Studies have shown that companies that align the goals of individual employees with that of the organisation experience dramatic performance improvements. However, it can be challenging to set performance maximisation targets without experiencing harmful side-effects. Employees may try to achieve performance targets in ways that are not desirable to the organisation and negative attitudes can cause lack of motivation and a decline in company morale. Companies should be cognisant of data manipulation, which is another key concern in setting performance targets. It all starts with establishing the company’s mission and vision before bringing management and the employees into the fold. A company may opt to measure company growth by the number of lives that were impacted by their products, rather than the profits and income that was generated. Employees will feel that they are a part of something bigger than just a profit margin. Cynics might question the efficacy of such an altruistic view, but it does help employees and clients alike to form an emotional connection with the organisation. Mid-level managers who are tasked with negotiating reporting-related politics to senior managers may find motivational strategies more cumbersome. One way to handle that, is to figure out what motivates each individual staff member.
Managers are faced with the mammoth task to establish performance targets and measures that provide direction and purpose to individual employees at different levels and in different parts of an organisation. There are four key areas to consider:
1. OWNERSHIP CULTURE
Performance rewards can cultivate an ownership culture within an organisation. When a certain department achieves a performance target, the organisation could invest in technology or tools that will improve work conditions for them. Considering the financial and non-financial rewards employees will achieve for hitting performance targets should be considered regardless of the selected approach. Likewise, penalties for failing to reach a target are also important.
2. MONITORING PERFORMANCE
Managers must implement an information flow system with adequate performance monitoring and learning support. To do so, managers must differentiate between and implement:
Feedback – a tool that enables employees to undertake corrective actions.
Feedforward – information that enables organisations to learn and generate ideas, make plans and implement strategies. Ensuring that these systems are in place will support communication regarding targets and performance information.
3. PERFORMANCE INFORMATION AND EMPLOYEE EVALUATIONS
The way in which performance information is used is the single most important factor that influences employee behaviour. Managers must consider the behavioural implications of a flexible or rigid performance evaluation. Rigid evaluation styles base evaluation purely on employees’ ability to meet targets. That means that employees who don’t achieve the targets will be given an unfavourable evaluation, irrespective of other factors, which might be considered in a more flexible approach. The flexible approach also uses target information as a performance indicator, but the evaluation is also conscious of other aspects. Managers must consider whether it is worthwhile to use a different evaluation style in order to attain positive outcomes

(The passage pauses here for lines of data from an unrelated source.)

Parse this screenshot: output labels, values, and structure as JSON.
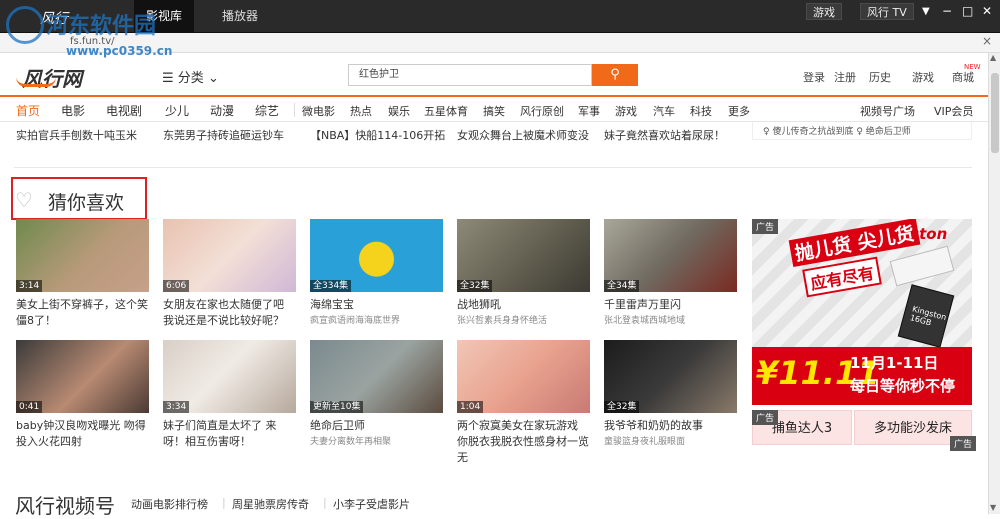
{
  "titlebar": {
    "app_name": "风行",
    "tabs": [
      "影视库",
      "播放器"
    ],
    "buttons": [
      "游戏",
      "风行 TV"
    ],
    "window_controls": [
      "▼",
      "−",
      "□",
      "✕"
    ]
  },
  "watermark": {
    "line1": "河东软件园",
    "line2": "www.pc0359.cn"
  },
  "address_bar": {
    "url": "fs.fun.tv/",
    "close": "×"
  },
  "header": {
    "brand": "风行网",
    "category": "分类",
    "search_value": "红色护卫",
    "links": [
      "登录",
      "注册",
      "历史",
      "游戏",
      "商城"
    ],
    "new_badge": "NEW"
  },
  "nav": {
    "primary": [
      "首页",
      "电影",
      "电视剧",
      "少儿",
      "动漫",
      "综艺"
    ],
    "secondary": [
      "微电影",
      "热点",
      "娱乐",
      "五星体育",
      "搞笑",
      "风行原创",
      "军事",
      "游戏",
      "汽车",
      "科技",
      "更多"
    ],
    "right": [
      "视频号广场",
      "VIP会员"
    ]
  },
  "prev_row": {
    "items": [
      "实拍官兵手刨数十吨玉米",
      "东莞男子持砖追砸运钞车",
      "【NBA】快船114-106开拓",
      "女观众舞台上被魔术师变没",
      "妹子竟然喜欢站着尿尿！"
    ],
    "side_text": "♀ 傻儿传奇之抗战到底     ♀ 绝命后卫师"
  },
  "section": {
    "title": "猜你喜欢"
  },
  "cards": [
    {
      "badge": "3:14",
      "title": "美女上街不穿裤子，这个笑僵8了！",
      "sub": ""
    },
    {
      "badge": "6:06",
      "title": "女朋友在家也太随便了吧 我说还是不说比较好呢？",
      "sub": ""
    },
    {
      "badge": "全334集",
      "title": "海绵宝宝",
      "sub": "疯宣疯语闹海海底世界"
    },
    {
      "badge": "全32集",
      "title": "战地狮吼",
      "sub": "张兴哲素兵身身怀绝活"
    },
    {
      "badge": "全34集",
      "title": "千里雷声万里闪",
      "sub": "张北登袁城西城地域"
    },
    {
      "badge": "0:41",
      "title": "baby钟汉良吻戏曝光 吻得投入火花四射",
      "sub": ""
    },
    {
      "badge": "3:34",
      "title": "妹子们简直是太坏了 来呀！相互伤害呀！",
      "sub": ""
    },
    {
      "badge": "更新至10集",
      "title": "绝命后卫师",
      "sub": "夫妻分离数年再相聚"
    },
    {
      "badge": "1:04",
      "title": "两个寂寞美女在家玩游戏 你脱衣我脱衣性感身材一览无",
      "sub": ""
    },
    {
      "badge": "全32集",
      "title": "我爷爷和奶奶的故事",
      "sub": "童骏篮身夜礼服眼面"
    }
  ],
  "ad": {
    "tag": "广告",
    "brand": "Kingston",
    "slogan1": "抛儿货 尖儿货",
    "slogan2": "应有尽有",
    "card_label": "Kingston 16GB",
    "price": "¥11.11",
    "date": "11月1-11日",
    "line": "每日等你秒不停"
  },
  "mini_ads": [
    {
      "tag": "广告",
      "text": "捕鱼达人3"
    },
    {
      "tag": "广告",
      "text": "多功能沙发床"
    }
  ],
  "bottom": {
    "title": "风行视频号",
    "links": [
      "动画电影排行榜",
      "周星驰票房传奇",
      "小李子受虐影片"
    ]
  },
  "colors": {
    "accent": "#f06a1a",
    "titlebar": "#2a2a2a",
    "ad_red": "#d90012",
    "highlight_box": "#dd2222"
  }
}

at the different organisational levels and in different settings. In today’s competitive business climate, it is more important than ever to align organisational goals with employee decisions. Target setting and performance measures will continue to play a fundamental goal in the business world, and managers have complex decisions to make. They must constantly reflect on their approaches and adapt it in order to maximise individual employee and organisational performance.